|US8638221||Nov 26, 2012||Jan 28, 2014||Cardiac Pacemakers, Inc.||Modular patient communicator for use in life critical network|
|US8818522||Jul 31, 2013||Aug 26, 2014||Cardiac Pacemakers, Inc.||Wireless patient communicator for use in a life critical network|
|US8970392||Nov 5, 2013||Mar 3, 2015||Cardiac Pacemakers, Inc.||Medical data transport over wireless life critical network|
|US9269251||Dec 19, 2014||Feb 23, 2016||Cardiac Pacemakers, Inc.||Medical data transport over wireless life critical network|
|US9313192||Jul 28, 2014||Apr 12, 2016||Cardiac Pacemakers, Inc.||Communications hub for use in life critical network|
|U.S. Classification||607/30, 607/60, 340/539.12, 607/32, 607/31|
|International Classification||A61N1/372, A61N1/37|
|Cooperative Classification||A61N1/37252, H04B7/2615, H04B1/713, H04L1/0001, H04B5/02, H04L1/02, H04B7/265|
|European Classification||H04B7/26T6, A61N1/372D8, H04B1/713, H04B5/02, H04L1/00A, H04B7/26D, H04L1/02|
|Nov 10, 2006||AS||Assignment|
Owner name: CARDIAC PACEMAKERS, INC., MINNESOTA
Free format text: ASSIGNMENT OF ASSIGNORS INTEREST;ASSIGNORS:BANGE, JOSEPH E.;VALLAPUREDDY, VINEEL;COWAN, KENNETH F.;REEL/FRAME:018516/0839;SIGNING DATES FROM 20061006 TO 20061025
Owner name: CARDIAC PACEMAKERS, INC., MINNESOTA
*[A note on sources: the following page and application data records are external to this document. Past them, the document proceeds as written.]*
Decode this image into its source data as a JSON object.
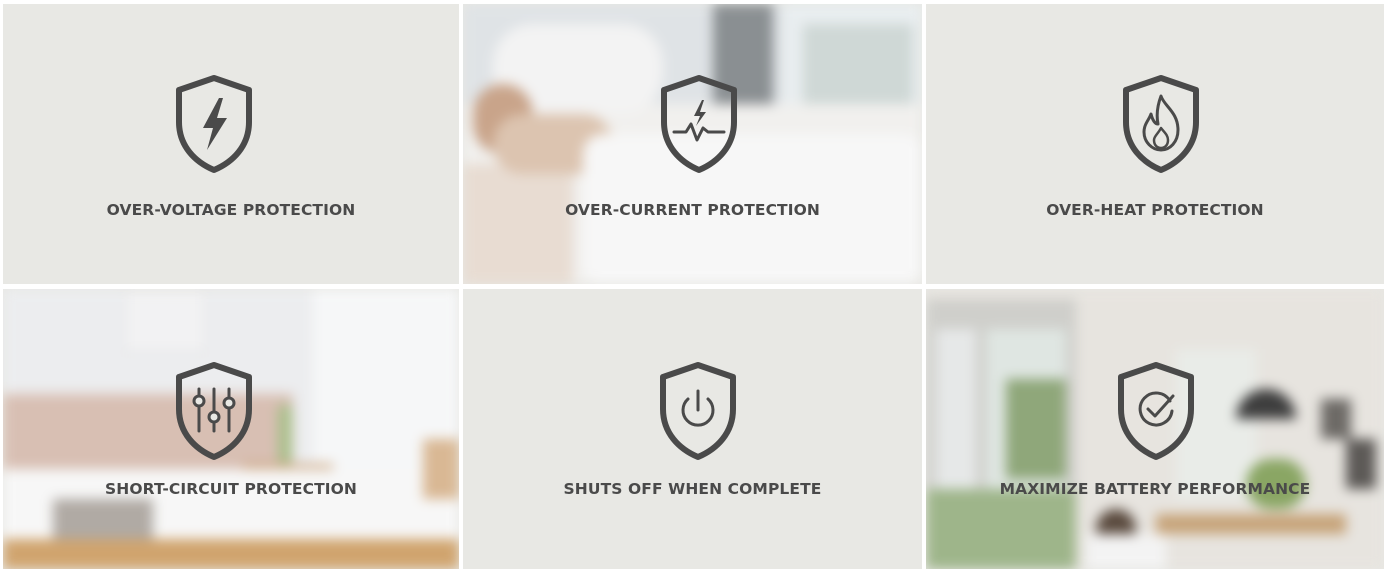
{
  "features": [
    {
      "label": "OVER-VOLTAGE PROTECTION",
      "icon": "lightning-shield-icon"
    },
    {
      "label": "OVER-CURRENT PROTECTION",
      "icon": "current-pulse-shield-icon"
    },
    {
      "label": "OVER-HEAT PROTECTION",
      "icon": "flame-shield-icon"
    },
    {
      "label": "SHORT-CIRCUIT PROTECTION",
      "icon": "sliders-shield-icon"
    },
    {
      "label": "SHUTS OFF WHEN COMPLETE",
      "icon": "power-shield-icon"
    },
    {
      "label": "MAXIMIZE BATTERY PERFORMANCE",
      "icon": "check-shield-icon"
    }
  ],
  "colors": {
    "tile_background": "#e8e8e4",
    "icon_stroke": "#4a4a4a",
    "label_text": "#4a4a4a"
  }
}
Free format text: ASSIGNMENT OF ASSIGNORS INTEREST;ASSIGNORS:BANGE, JOSEPH E.;VALLAPUREDDY, VINEEL;COWAN, KENNETH F.;SIGNING DATES FROM 20061006 TO 20061025;REEL/FRAME:018516/0839
|Jan 8, 2014||FPAY||Fee payment|
Year of fee payment: 4